Then Charles Clotfelter states something that actually points out what “Occupy museums” is really about:
“More often, the elitist-populist issue manifests itself in ways less obviously class-oriented, such as the forms of art that should be supported (e.g., the “fine arts” vs. folk art), the kinds of institutions that should be supported (established vs. “emerging”), and the regions where support should go (the urbanized Northeast vs. the hinterlands).”
If you re-read Paddy Johnson’s tumblr post again and if you take into account which art or art venues are being written about positively on Art Fag City, you will realize that “Occupy Museums” wants a shift in what art is shown and how it is shown. That demand is a symptom of a deeply insular debate where art world insiders want to tell you what is good for you and what you should be seeing in a museum if they could make that decision. This is a case of self-promotion and self-interest and not criticism or protest. What Johnson and Fischer suggest is not the beginning of a fruitful debate, but hypocrisy (of course there is lots of room for art museums to improve…most of us could have done without a Tim Burton show or think back to the 1988 protests by ACT-UP against a MOMA exhibition which is an effective way of going against wrong decisions on behalf of MOMA).

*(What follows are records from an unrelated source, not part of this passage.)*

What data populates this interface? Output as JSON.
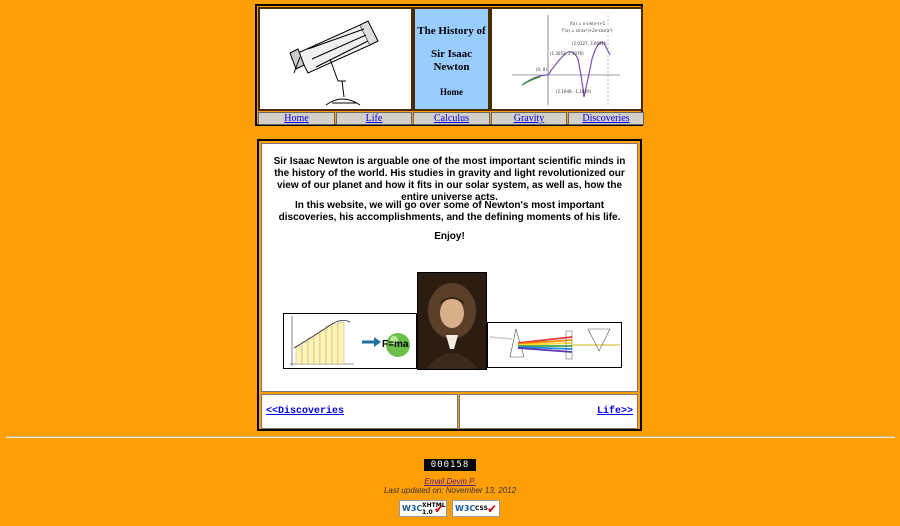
{
  "header": {
    "title_line1": "The History of",
    "title_line2": "Sir Isaac Newton",
    "title_line3": "Home",
    "graph_labels": [
      "(1.3052, 2.3076)",
      "(2.0127, 3.0691)",
      "(0, 0)",
      "(2.1949, -1.1820)"
    ],
    "nav": [
      "Home",
      "Life",
      "Calculus",
      "Gravity",
      "Discoveries"
    ]
  },
  "main": {
    "paragraph1": "Sir Isaac Newton is arguable one of the most important scientific minds in the history of the world. His studies in gravity and light revolutionized our view of our planet and how it fits in our solar system, as well as, how the entire universe acts.",
    "paragraph2": "In this website, we will go over some of Newton's most important discoveries, his accomplishments, and the defining moments of his life.",
    "paragraph3": "Enjoy!",
    "formula": "F=ma",
    "prev_link": "<<Discoveries",
    "next_link": "Life>>"
  },
  "footer": {
    "counter": "000158",
    "email": "Email Devin P.",
    "updated": "Last updated on: November 13, 2012",
    "badge_xhtml": {
      "logo": "W3C",
      "kind": "XHTML 1.0"
    },
    "badge_css": {
      "logo": "W3C",
      "kind": "CSS"
    }
  },
  "colors": {
    "background": "#ff9e05",
    "title_cell": "#99ccff",
    "link": "#0000ee"
  }
}
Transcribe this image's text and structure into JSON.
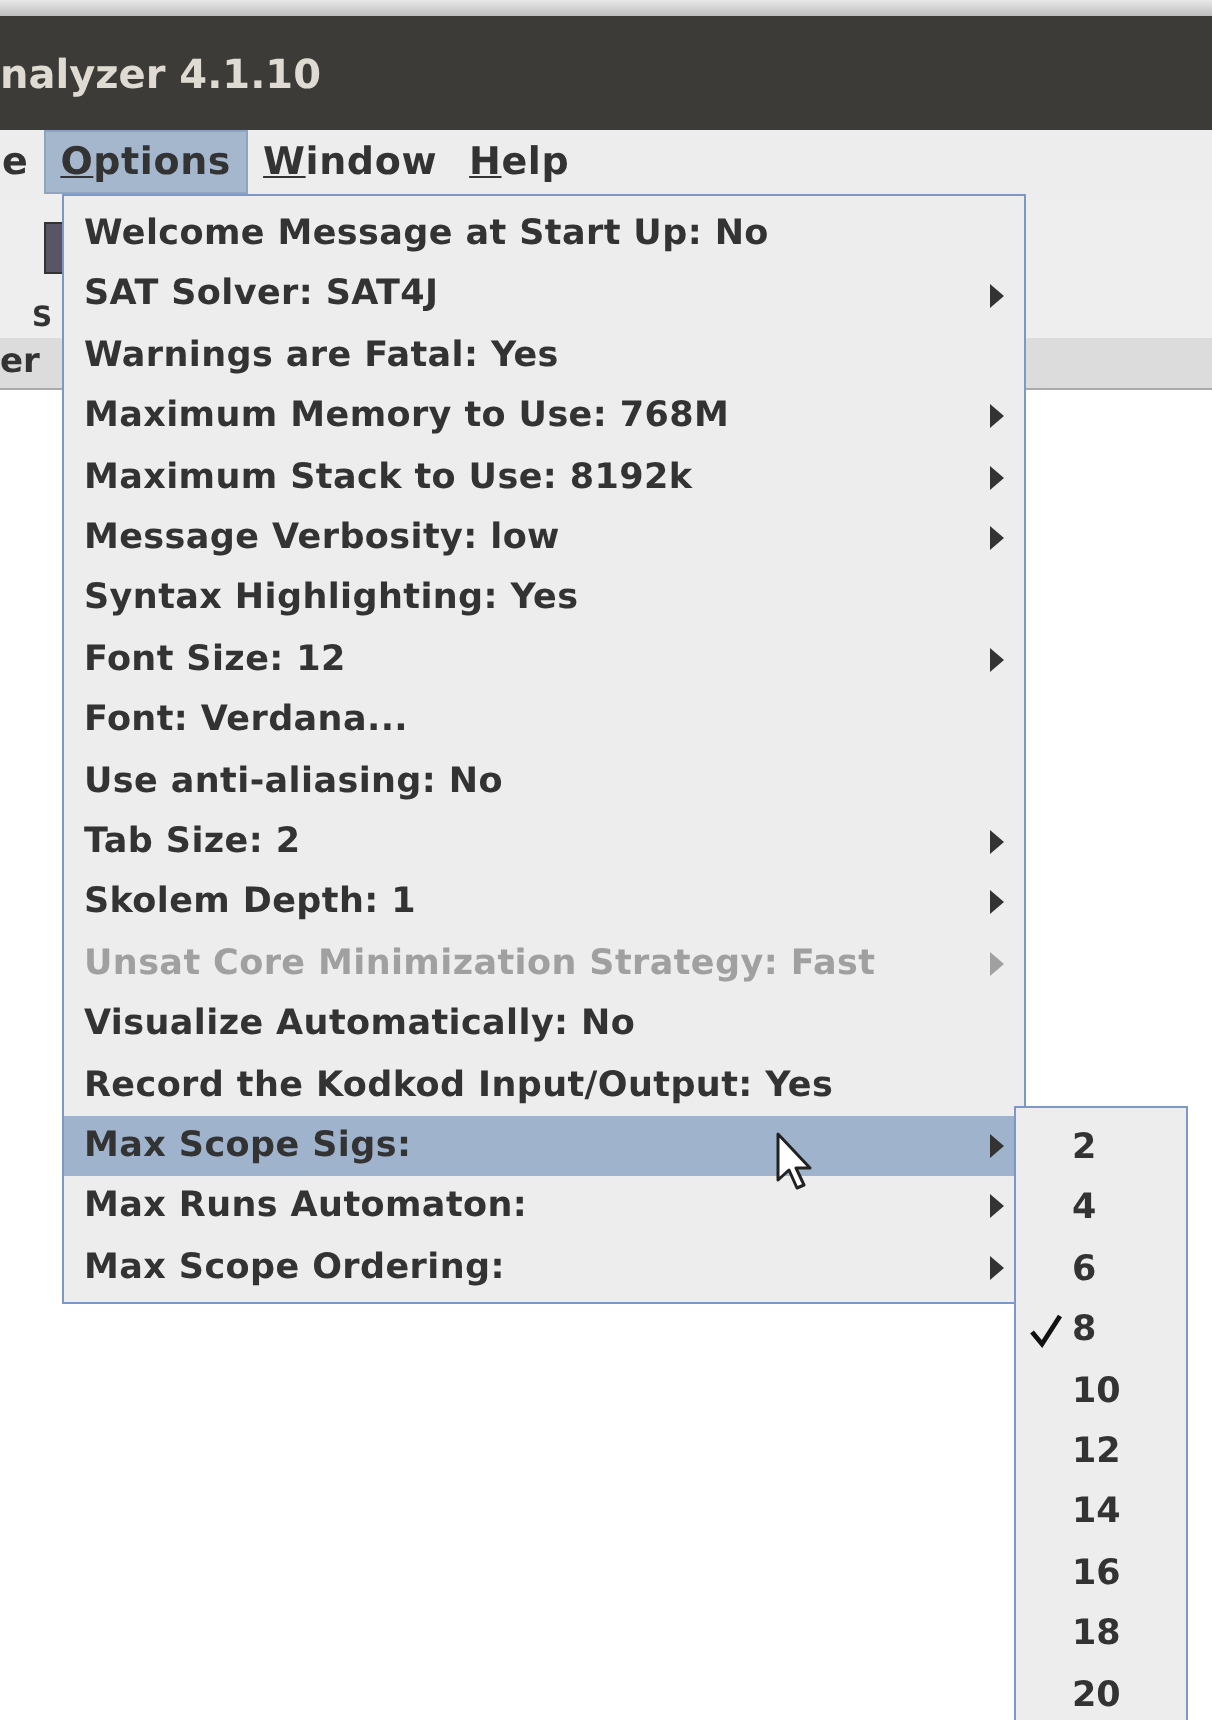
{
  "window": {
    "title": "nalyzer 4.1.10"
  },
  "menubar": [
    {
      "label": "e",
      "underline_first": false,
      "selected": false
    },
    {
      "label": "Options",
      "underline_first": true,
      "selected": true
    },
    {
      "label": "Window",
      "underline_first": true,
      "selected": false
    },
    {
      "label": "Help",
      "underline_first": true,
      "selected": false
    }
  ],
  "toolbar": {
    "label": "S"
  },
  "tab": {
    "label": "er"
  },
  "menu": [
    {
      "label": "Welcome Message at Start Up: No",
      "submenu": false,
      "disabled": false,
      "selected": false
    },
    {
      "label": "SAT Solver: SAT4J",
      "submenu": true,
      "disabled": false,
      "selected": false
    },
    {
      "label": "Warnings are Fatal: Yes",
      "submenu": false,
      "disabled": false,
      "selected": false
    },
    {
      "label": "Maximum Memory to Use: 768M",
      "submenu": true,
      "disabled": false,
      "selected": false
    },
    {
      "label": "Maximum Stack to Use: 8192k",
      "submenu": true,
      "disabled": false,
      "selected": false
    },
    {
      "label": "Message Verbosity: low",
      "submenu": true,
      "disabled": false,
      "selected": false
    },
    {
      "label": "Syntax Highlighting: Yes",
      "submenu": false,
      "disabled": false,
      "selected": false
    },
    {
      "label": "Font Size: 12",
      "submenu": true,
      "disabled": false,
      "selected": false
    },
    {
      "label": "Font: Verdana...",
      "submenu": false,
      "disabled": false,
      "selected": false
    },
    {
      "label": "Use anti-aliasing: No",
      "submenu": false,
      "disabled": false,
      "selected": false
    },
    {
      "label": "Tab Size: 2",
      "submenu": true,
      "disabled": false,
      "selected": false
    },
    {
      "label": "Skolem Depth: 1",
      "submenu": true,
      "disabled": false,
      "selected": false
    },
    {
      "label": "Unsat Core Minimization Strategy: Fast",
      "submenu": true,
      "disabled": true,
      "selected": false
    },
    {
      "label": "Visualize Automatically: No",
      "submenu": false,
      "disabled": false,
      "selected": false
    },
    {
      "label": "Record the Kodkod Input/Output: Yes",
      "submenu": false,
      "disabled": false,
      "selected": false
    },
    {
      "label": "Max Scope Sigs:",
      "submenu": true,
      "disabled": false,
      "selected": true
    },
    {
      "label": "Max Runs Automaton:",
      "submenu": true,
      "disabled": false,
      "selected": false
    },
    {
      "label": "Max Scope Ordering:",
      "submenu": true,
      "disabled": false,
      "selected": false
    }
  ],
  "submenu": [
    {
      "label": "2",
      "checked": false
    },
    {
      "label": "4",
      "checked": false
    },
    {
      "label": "6",
      "checked": false
    },
    {
      "label": "8",
      "checked": true
    },
    {
      "label": "10",
      "checked": false
    },
    {
      "label": "12",
      "checked": false
    },
    {
      "label": "14",
      "checked": false
    },
    {
      "label": "16",
      "checked": false
    },
    {
      "label": "18",
      "checked": false
    },
    {
      "label": "20",
      "checked": false
    }
  ]
}
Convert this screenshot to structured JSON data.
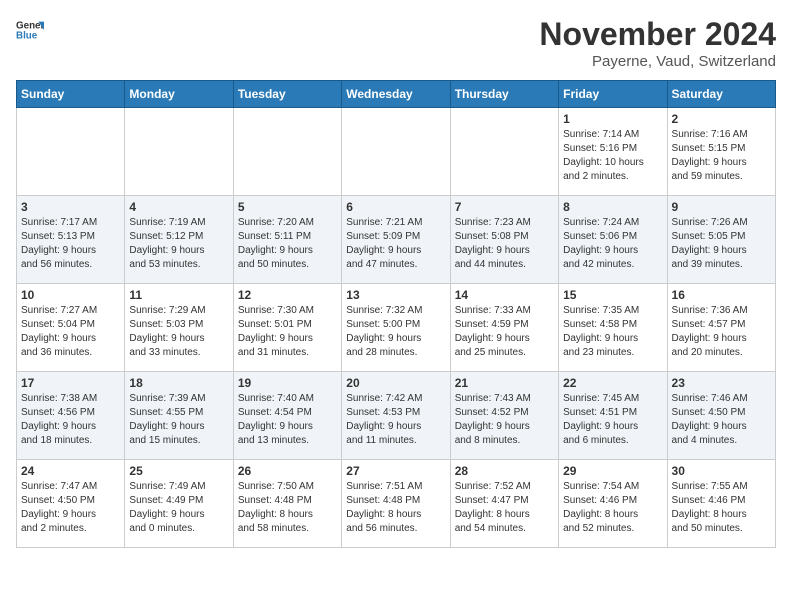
{
  "logo": {
    "general": "General",
    "blue": "Blue"
  },
  "header": {
    "month_year": "November 2024",
    "location": "Payerne, Vaud, Switzerland"
  },
  "days_of_week": [
    "Sunday",
    "Monday",
    "Tuesday",
    "Wednesday",
    "Thursday",
    "Friday",
    "Saturday"
  ],
  "weeks": [
    [
      {
        "day": "",
        "info": ""
      },
      {
        "day": "",
        "info": ""
      },
      {
        "day": "",
        "info": ""
      },
      {
        "day": "",
        "info": ""
      },
      {
        "day": "",
        "info": ""
      },
      {
        "day": "1",
        "info": "Sunrise: 7:14 AM\nSunset: 5:16 PM\nDaylight: 10 hours\nand 2 minutes."
      },
      {
        "day": "2",
        "info": "Sunrise: 7:16 AM\nSunset: 5:15 PM\nDaylight: 9 hours\nand 59 minutes."
      }
    ],
    [
      {
        "day": "3",
        "info": "Sunrise: 7:17 AM\nSunset: 5:13 PM\nDaylight: 9 hours\nand 56 minutes."
      },
      {
        "day": "4",
        "info": "Sunrise: 7:19 AM\nSunset: 5:12 PM\nDaylight: 9 hours\nand 53 minutes."
      },
      {
        "day": "5",
        "info": "Sunrise: 7:20 AM\nSunset: 5:11 PM\nDaylight: 9 hours\nand 50 minutes."
      },
      {
        "day": "6",
        "info": "Sunrise: 7:21 AM\nSunset: 5:09 PM\nDaylight: 9 hours\nand 47 minutes."
      },
      {
        "day": "7",
        "info": "Sunrise: 7:23 AM\nSunset: 5:08 PM\nDaylight: 9 hours\nand 44 minutes."
      },
      {
        "day": "8",
        "info": "Sunrise: 7:24 AM\nSunset: 5:06 PM\nDaylight: 9 hours\nand 42 minutes."
      },
      {
        "day": "9",
        "info": "Sunrise: 7:26 AM\nSunset: 5:05 PM\nDaylight: 9 hours\nand 39 minutes."
      }
    ],
    [
      {
        "day": "10",
        "info": "Sunrise: 7:27 AM\nSunset: 5:04 PM\nDaylight: 9 hours\nand 36 minutes."
      },
      {
        "day": "11",
        "info": "Sunrise: 7:29 AM\nSunset: 5:03 PM\nDaylight: 9 hours\nand 33 minutes."
      },
      {
        "day": "12",
        "info": "Sunrise: 7:30 AM\nSunset: 5:01 PM\nDaylight: 9 hours\nand 31 minutes."
      },
      {
        "day": "13",
        "info": "Sunrise: 7:32 AM\nSunset: 5:00 PM\nDaylight: 9 hours\nand 28 minutes."
      },
      {
        "day": "14",
        "info": "Sunrise: 7:33 AM\nSunset: 4:59 PM\nDaylight: 9 hours\nand 25 minutes."
      },
      {
        "day": "15",
        "info": "Sunrise: 7:35 AM\nSunset: 4:58 PM\nDaylight: 9 hours\nand 23 minutes."
      },
      {
        "day": "16",
        "info": "Sunrise: 7:36 AM\nSunset: 4:57 PM\nDaylight: 9 hours\nand 20 minutes."
      }
    ],
    [
      {
        "day": "17",
        "info": "Sunrise: 7:38 AM\nSunset: 4:56 PM\nDaylight: 9 hours\nand 18 minutes."
      },
      {
        "day": "18",
        "info": "Sunrise: 7:39 AM\nSunset: 4:55 PM\nDaylight: 9 hours\nand 15 minutes."
      },
      {
        "day": "19",
        "info": "Sunrise: 7:40 AM\nSunset: 4:54 PM\nDaylight: 9 hours\nand 13 minutes."
      },
      {
        "day": "20",
        "info": "Sunrise: 7:42 AM\nSunset: 4:53 PM\nDaylight: 9 hours\nand 11 minutes."
      },
      {
        "day": "21",
        "info": "Sunrise: 7:43 AM\nSunset: 4:52 PM\nDaylight: 9 hours\nand 8 minutes."
      },
      {
        "day": "22",
        "info": "Sunrise: 7:45 AM\nSunset: 4:51 PM\nDaylight: 9 hours\nand 6 minutes."
      },
      {
        "day": "23",
        "info": "Sunrise: 7:46 AM\nSunset: 4:50 PM\nDaylight: 9 hours\nand 4 minutes."
      }
    ],
    [
      {
        "day": "24",
        "info": "Sunrise: 7:47 AM\nSunset: 4:50 PM\nDaylight: 9 hours\nand 2 minutes."
      },
      {
        "day": "25",
        "info": "Sunrise: 7:49 AM\nSunset: 4:49 PM\nDaylight: 9 hours\nand 0 minutes."
      },
      {
        "day": "26",
        "info": "Sunrise: 7:50 AM\nSunset: 4:48 PM\nDaylight: 8 hours\nand 58 minutes."
      },
      {
        "day": "27",
        "info": "Sunrise: 7:51 AM\nSunset: 4:48 PM\nDaylight: 8 hours\nand 56 minutes."
      },
      {
        "day": "28",
        "info": "Sunrise: 7:52 AM\nSunset: 4:47 PM\nDaylight: 8 hours\nand 54 minutes."
      },
      {
        "day": "29",
        "info": "Sunrise: 7:54 AM\nSunset: 4:46 PM\nDaylight: 8 hours\nand 52 minutes."
      },
      {
        "day": "30",
        "info": "Sunrise: 7:55 AM\nSunset: 4:46 PM\nDaylight: 8 hours\nand 50 minutes."
      }
    ]
  ]
}
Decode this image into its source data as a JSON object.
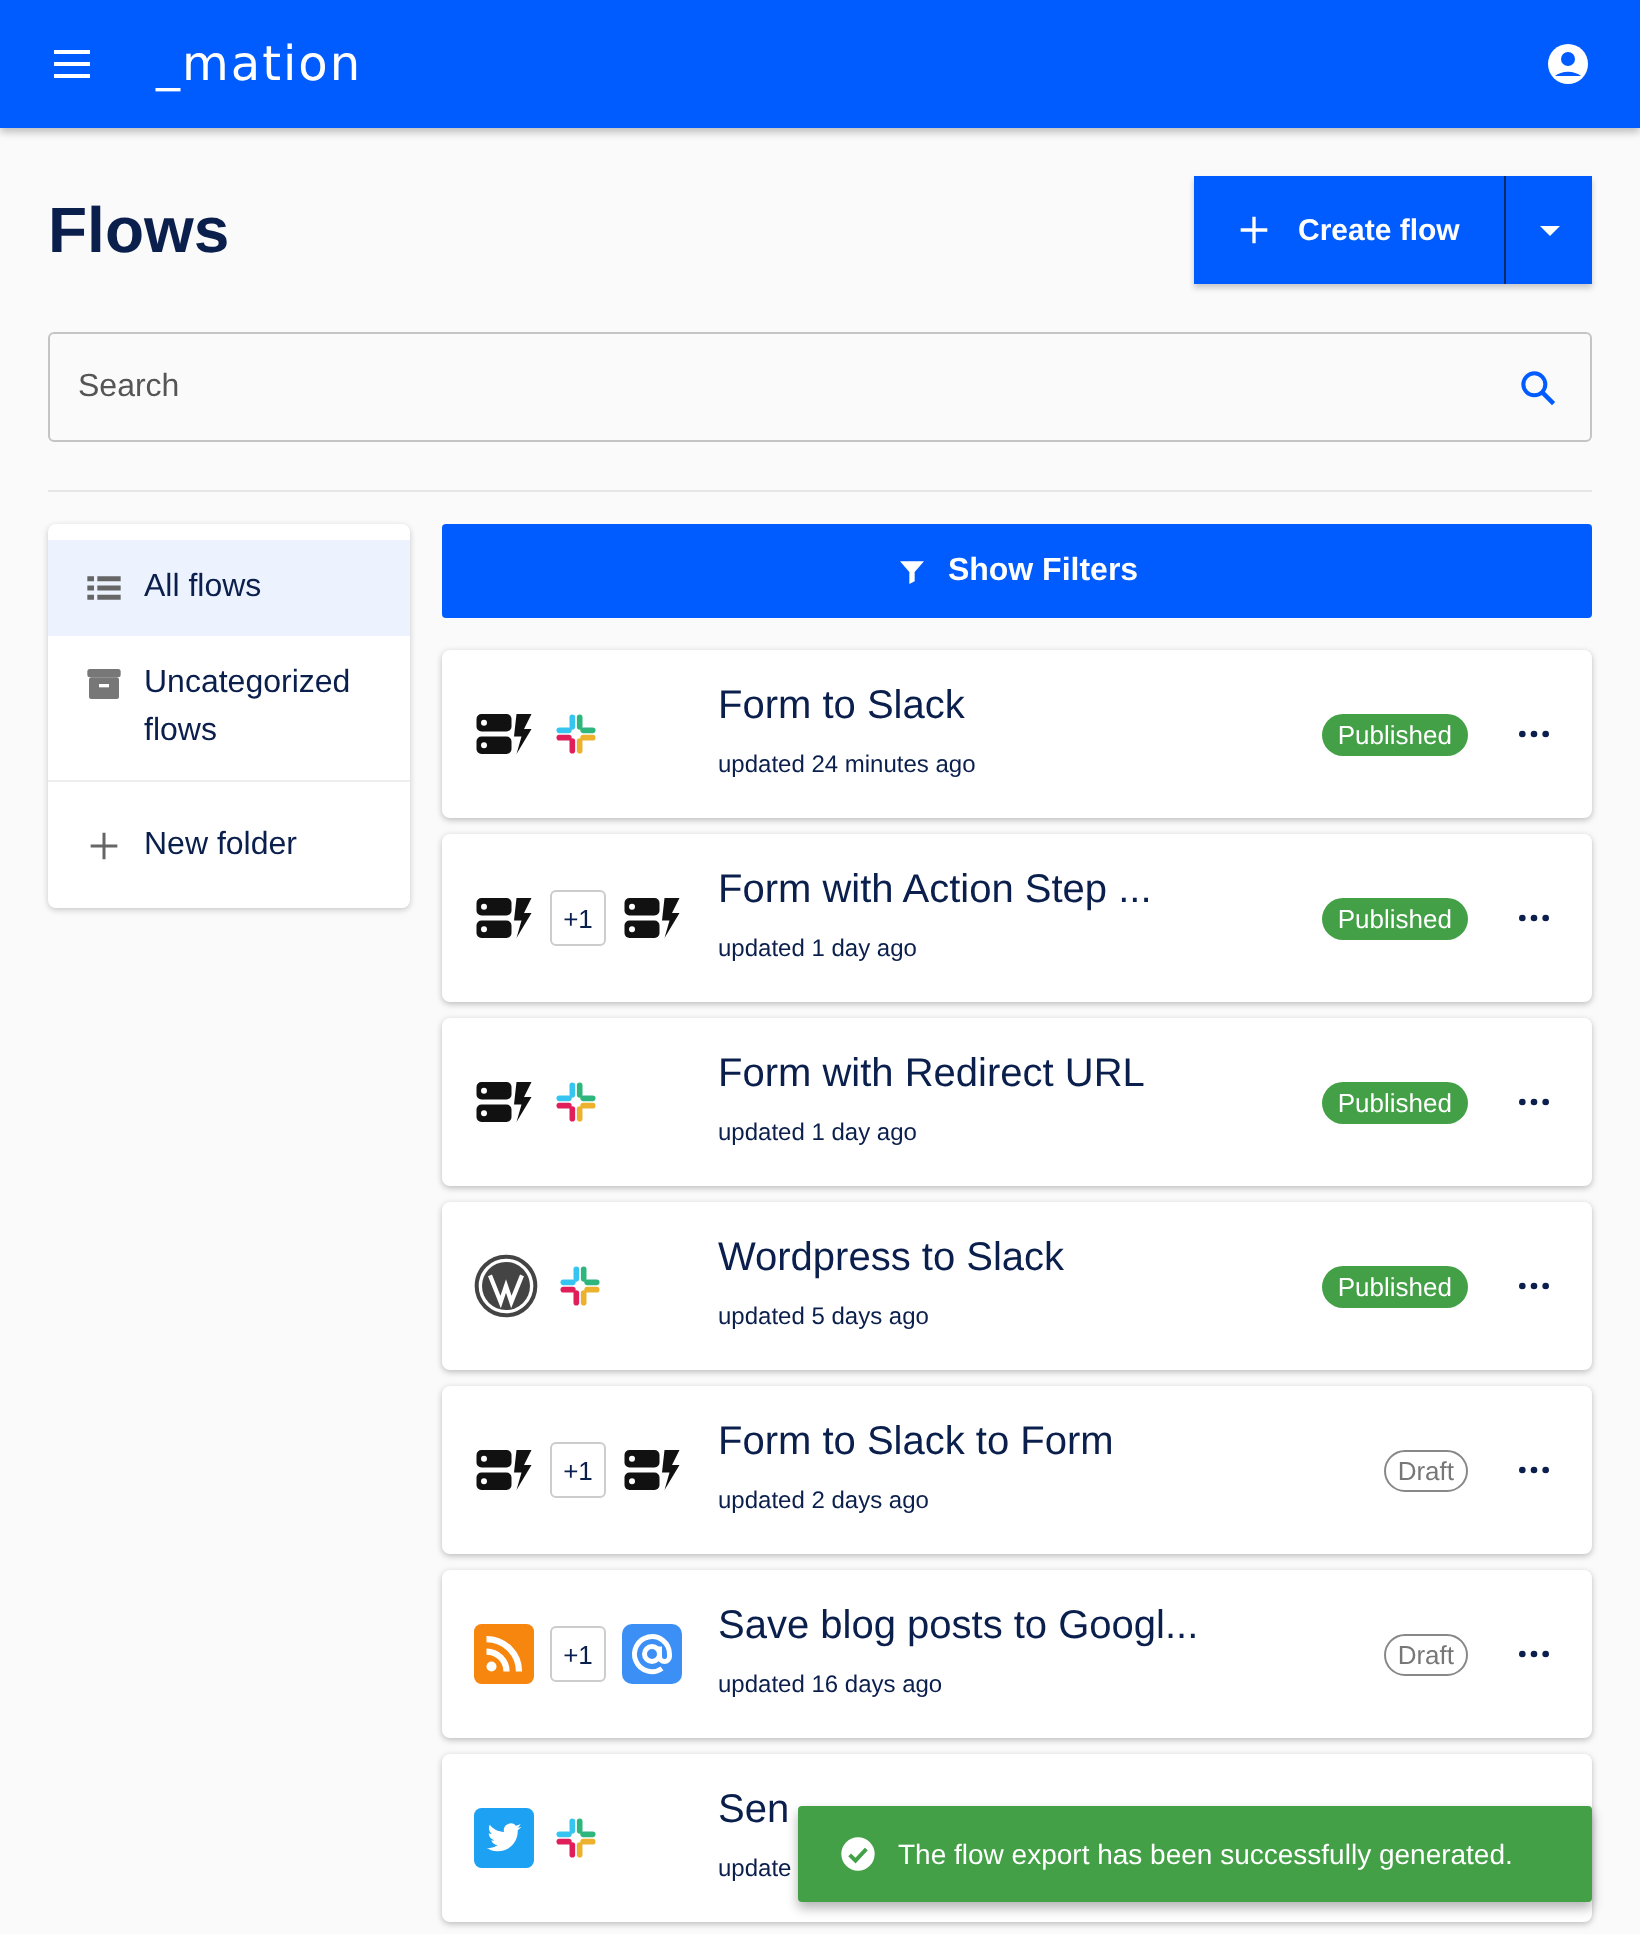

I have to agree with Karen Archey’s article on artinfo and I repeat her idea: “Rather than targeting museums, it seems more pertinent to take action through creation of art reacting to its market catering to rich and elite–or maybe even occupying super rich galleries and art fairs. How about the notably evil David Zwirner, anyone?”
I want to return to Paddy Johnson’s tumblr entry one more time where it says that: “For the past decade and more, artists and art lovers have been the victims of the intense commercialization and co-optation or art.” True and you, Art Fag City, contributed to this commercialization. How so you wonder? What about as a first step you stop writing about Bravo’s “Work of Art?”